For teens and tweens who clicked through on the network's "recommendations" without understanding what they meant, the impact to their online social lives will be broad. All of a sudden, they can read others' Facebook Wall posts and browse through their photos; they can see who friended who and who said what. They've essentially been given an all-access pass to the fodder needed for rumor-mongering, gossip and slam-book-style attacks re-imagined for an Internet age.

But Teens are More Tech Savvy, Right?

The New York Times claims that today's young generation is becoming more Net-savvy, and is learning how to protect themselves online. Cited in the article was another Pew study that notes that people ages 18-29 are more apt to monitor their online privacy settings, like those on Facebook, than older adults. But measuring a propensity to monitor settings isn't the same as measuring those that actually do.

The figures that may paint a more accurate picture of how teens and young adults behave online come from a different study. Eszter Hargittai, a researcher at Northwestern University, found that the generation we've happily dubbed the "digital natives" isn't necessarily all that digitally savvy. In other words, just because teens are more adapt at using the Web and Facebook, etc., that doesn't make them better at it than the rest of the online population.

This finding was also backed up by a recent article in The Economist, which quotes Sue Bennett of the University of Wollongong, who had set out to debunk the whole idea of the so-called "digital natives." There may be "as much variation within the digital native generation as between the generations," she says, referring to the group's overall digital savvy.

The take-home advice here? When Facebook makes a radical change to online privacy, the youngest users of the network - the ones who haven't even fully developed coping mechanisms for dealing with life's obstacles - are going to be heavily affected. They may, in fact, be even more affected than an adult who can grasp how to deal with the fallout of a privacy breach or embarrassment. Instead of opting for retaliation, delving into depression, turning to drugs, or, in the worst case scenario, choosing suicide, a bullied, harassed or embarrassed adult, will likely find other ways to cope. (Close their account, apologize, set a meeting with the boss to explain, etc.). Teens, tweens and other young adults may not have the wherewithal to make these sort of choices.

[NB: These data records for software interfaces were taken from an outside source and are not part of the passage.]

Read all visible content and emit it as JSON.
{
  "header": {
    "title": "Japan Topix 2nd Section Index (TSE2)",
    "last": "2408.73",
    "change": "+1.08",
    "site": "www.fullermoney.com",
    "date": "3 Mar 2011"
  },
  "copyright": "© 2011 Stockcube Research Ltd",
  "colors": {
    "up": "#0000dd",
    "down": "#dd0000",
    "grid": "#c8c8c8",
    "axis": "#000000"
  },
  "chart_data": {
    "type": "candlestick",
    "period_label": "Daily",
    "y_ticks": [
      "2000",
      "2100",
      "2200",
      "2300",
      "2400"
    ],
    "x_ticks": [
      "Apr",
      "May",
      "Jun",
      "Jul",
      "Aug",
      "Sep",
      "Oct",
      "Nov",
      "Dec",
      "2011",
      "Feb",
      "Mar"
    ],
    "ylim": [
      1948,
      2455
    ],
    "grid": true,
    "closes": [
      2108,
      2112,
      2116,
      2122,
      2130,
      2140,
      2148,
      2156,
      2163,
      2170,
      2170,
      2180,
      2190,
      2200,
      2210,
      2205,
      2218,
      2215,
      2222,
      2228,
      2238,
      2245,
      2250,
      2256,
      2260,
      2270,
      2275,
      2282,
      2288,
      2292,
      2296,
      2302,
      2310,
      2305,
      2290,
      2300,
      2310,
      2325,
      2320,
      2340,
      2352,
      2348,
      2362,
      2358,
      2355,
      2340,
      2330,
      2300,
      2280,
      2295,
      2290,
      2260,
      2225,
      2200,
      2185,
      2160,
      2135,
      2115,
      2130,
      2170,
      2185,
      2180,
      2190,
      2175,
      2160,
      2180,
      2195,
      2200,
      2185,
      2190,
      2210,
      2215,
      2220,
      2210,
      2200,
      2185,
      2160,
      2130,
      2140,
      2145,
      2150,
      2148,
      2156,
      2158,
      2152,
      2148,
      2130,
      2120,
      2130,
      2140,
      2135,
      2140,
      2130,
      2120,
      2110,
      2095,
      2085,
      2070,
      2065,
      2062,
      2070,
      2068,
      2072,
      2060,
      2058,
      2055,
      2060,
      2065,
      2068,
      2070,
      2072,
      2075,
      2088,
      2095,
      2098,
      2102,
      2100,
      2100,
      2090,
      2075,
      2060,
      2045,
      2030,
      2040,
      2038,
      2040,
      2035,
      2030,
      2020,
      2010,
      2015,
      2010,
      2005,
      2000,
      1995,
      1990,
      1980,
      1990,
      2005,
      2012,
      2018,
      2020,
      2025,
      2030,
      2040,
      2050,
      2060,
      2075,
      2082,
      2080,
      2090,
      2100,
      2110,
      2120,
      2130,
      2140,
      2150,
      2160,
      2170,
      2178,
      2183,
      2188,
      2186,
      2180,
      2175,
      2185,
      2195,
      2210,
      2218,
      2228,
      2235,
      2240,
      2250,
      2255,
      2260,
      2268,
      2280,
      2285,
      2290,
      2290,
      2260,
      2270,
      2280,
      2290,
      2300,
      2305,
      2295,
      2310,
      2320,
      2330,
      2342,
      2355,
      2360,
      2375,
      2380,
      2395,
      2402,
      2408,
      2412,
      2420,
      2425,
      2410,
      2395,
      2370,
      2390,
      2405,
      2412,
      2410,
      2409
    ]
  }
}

And Facebook, the network that was once their champion, now seemingly doesn't appear to care.